For Leanne Bruce, supply chain management comes naturally – which has morphed into an unexpected bonus for the residents of the remote island of Gambier during the COVID-19 pandemic.
“I manage a band, so I’m used to moving people and goods around. It just all made sense,” Bruce told Coast Reporter.
Equipped with a spreadsheet and a revolving roster of volunteers, Bruce has been running an ad-hoc grocery supply chain for the island’s residents since physical distancing and other public health measures came into effect in mid-March.
Gambier Island has at least 125 full-time residents. It has a community centre, but no stores. It has roads, but no emergency vehicles. And unless one owns a boat, the only option for supplies is to cross Howe Sound on the Stormaway – a foot-passenger ferry linking nearby Gambier and Keats islands to the Sunshine Coast.
“A lot of the people that live here are seniors,” said Bruce. “The Stormaway is like taking the bus.”
To adhere to public health guidelines, the ferry has slashed how many walk-on passengers are allowed on the vessel – leaving islanders with the conundrum of how to safely and responsibly acquire essential goods from the mainland.
“We were trying to make sure we could keep the food chain going to the island. We were concerned we would lose the ability to travel safely,” Bruce said.
Unable to work at her regular job in the entertainment industry, Bruce channelled her logistics expertise into the creation of a spontaneous supply chain. Gibsons-based grocers IGA and SuperValu took up the challenge of filling orders and driving up to 30 boxes to a dock at the Langdale ferry terminal.
Also joining the effort are staff from Persephone Brewing Company, who deliver both groceries and beer to the dock, said Bruce, “because, you know, the important things.”
Volunteers then shuffle the boxes onto the Stormaway for the return trip to Gambier Island, where truck beds and car trunks await them. Deliveries are also made to the front doors of self-isolating neighbours.
“Literally people were crying the first week that we set this up,” said Bruce. “It’s been a real group effort.”
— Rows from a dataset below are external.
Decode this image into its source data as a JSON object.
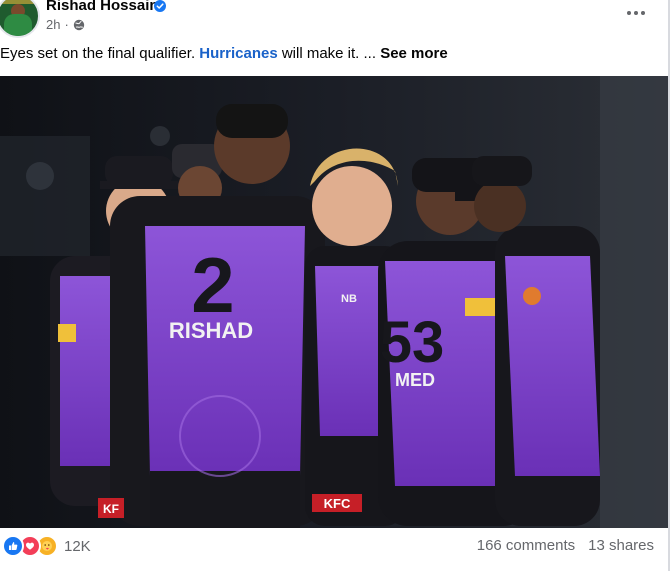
{
  "post": {
    "author": "Rishad Hossain",
    "time": "2h",
    "text_before": "Eyes set on the final qualifier. ",
    "tag": "Hurricanes",
    "text_after": "  will make it. ... ",
    "see_more": "See more"
  },
  "photo": {
    "jersey_number_front": "2",
    "jersey_name_front": "RISHAD",
    "jersey_number_right": "53",
    "jersey_name_right": "MED",
    "shorts_sponsor": "KFC",
    "shorts_sponsor_left": "KF",
    "brand_mark": "NB",
    "colors": {
      "jersey": "#7a3fc4",
      "jersey_light": "#a06ae0",
      "dark": "#17171c"
    }
  },
  "footer": {
    "reaction_count": "12K",
    "comments": "166 comments",
    "shares": "13 shares"
  },
  "colors": {
    "link": "#1a62c9",
    "like": "#1877f2",
    "love": "#f33e58",
    "care": "#f7b125",
    "muted": "#65676b"
  }
}
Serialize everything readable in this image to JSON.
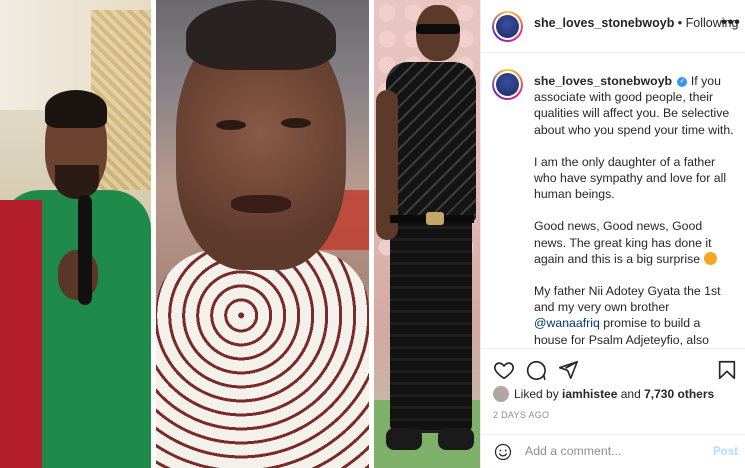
{
  "header": {
    "username": "she_loves_stonebwoyb",
    "separator": " • ",
    "follow_status": "Following",
    "more_icon": "more-horizontal-icon"
  },
  "caption": {
    "username": "she_loves_stonebwoyb",
    "paragraphs": [
      "If you associate with good people, their qualities will affect you. Be selective about who you spend your time with.",
      "I am the only daughter of a father who have sympathy and love for all human beings.",
      "Good news, Good news, Good news. The great king has done it again and this is a big surprise",
      "My father Nii Adotey Gyata the 1st and my very own brother",
      "promise to build a house for Psalm Adjeteyfio, also known as T.T, a veteran Ghanaian actor. God protect and guide this kind souls, whatever they spend on this project turn"
    ],
    "mention": "@wanaafriq"
  },
  "actions": {
    "icons": [
      "heart-icon",
      "comment-icon",
      "share-icon",
      "bookmark-icon"
    ]
  },
  "likes": {
    "prefix": "Liked by",
    "user": "iamhistee",
    "joiner": "and",
    "others": "7,730 others"
  },
  "timestamp": "2 DAYS AGO",
  "comment": {
    "placeholder": "Add a comment...",
    "post_label": "Post"
  },
  "colors": {
    "link": "#00376b",
    "verified": "#3897f0",
    "post_disabled": "#b3dbff",
    "muted": "#8e8e8e"
  }
}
The effort also caught the attention of Keats Island residents, who depend on the Stormaway, too.
On the smaller island close enough to the Town of Gibsons to see its blinking lights, but without a grocery store of its own, retired English teacher Susan McLaren has been recruiting volunteers and organizing orders. “I’ve no experience in logistics. But I think that’s where it helps that we’re a little bit smaller than Gambier. It’s not so frightening.”
So far, the deliveries have continued at pace without a hitch, except for the odd box that’s ferried to the wrong island, but according to Bruce, “the Stormaway staff have been excellent in taking it back on and dropping it back off on the right island.”
Both Bruce and McLaren are hoping the deliveries outlive the virus – after all, this isn’t the first time groceries have been delivered to remote Howe Sound communities.
In the 1930s, when Gambier Island had a store, its owner would deliver goods by rowboat to shoreline homes. And in the 1940s, the Sannie Transportation Company ferried groceries to Bowen Island from the North Shore.
“In a way this whole lockdown and coronavirus trouble is making us find new ways of doing all sorts of things,” McLaren said.
One service that’s still lacking on Keats Island, however, is garbage pickup. “It’s very much not happening,” said McLaren. “Everyone is responsible for their own garbage.”
But that could become a Gambier import, too, since on that island another entertainment industry resident has been industrious with his free time by orchestrating the far less glamorous but also essential service.
“The main thing we’re all trying to do is just keep people from leaving the island,” said Paco Cauley. Normally residents pack out their own garbage to a designated bin at Langdale terminal. Not now.
The carpenter took it upon himself to complete the supply chain circle by collecting islanders’ refuse and lugging it back to the mainland in his own boat – up to 50 bags a week. And as with the groceries, the volunteers have flooded in to fill the gaps.
People drop their garbage down at the dock in the morning, while others drive through neighbourhoods to pick up from less mobile residents. Protective gear and a synchronized system prevent contamination. The only value exchanged is time.
Cauley is expecting to drop his side hustle once the film industry picks back up. Until then, he’s committed to the cause. “The community spirit has already been there, but it’s kind of when times get tough that you really see all the benefit.”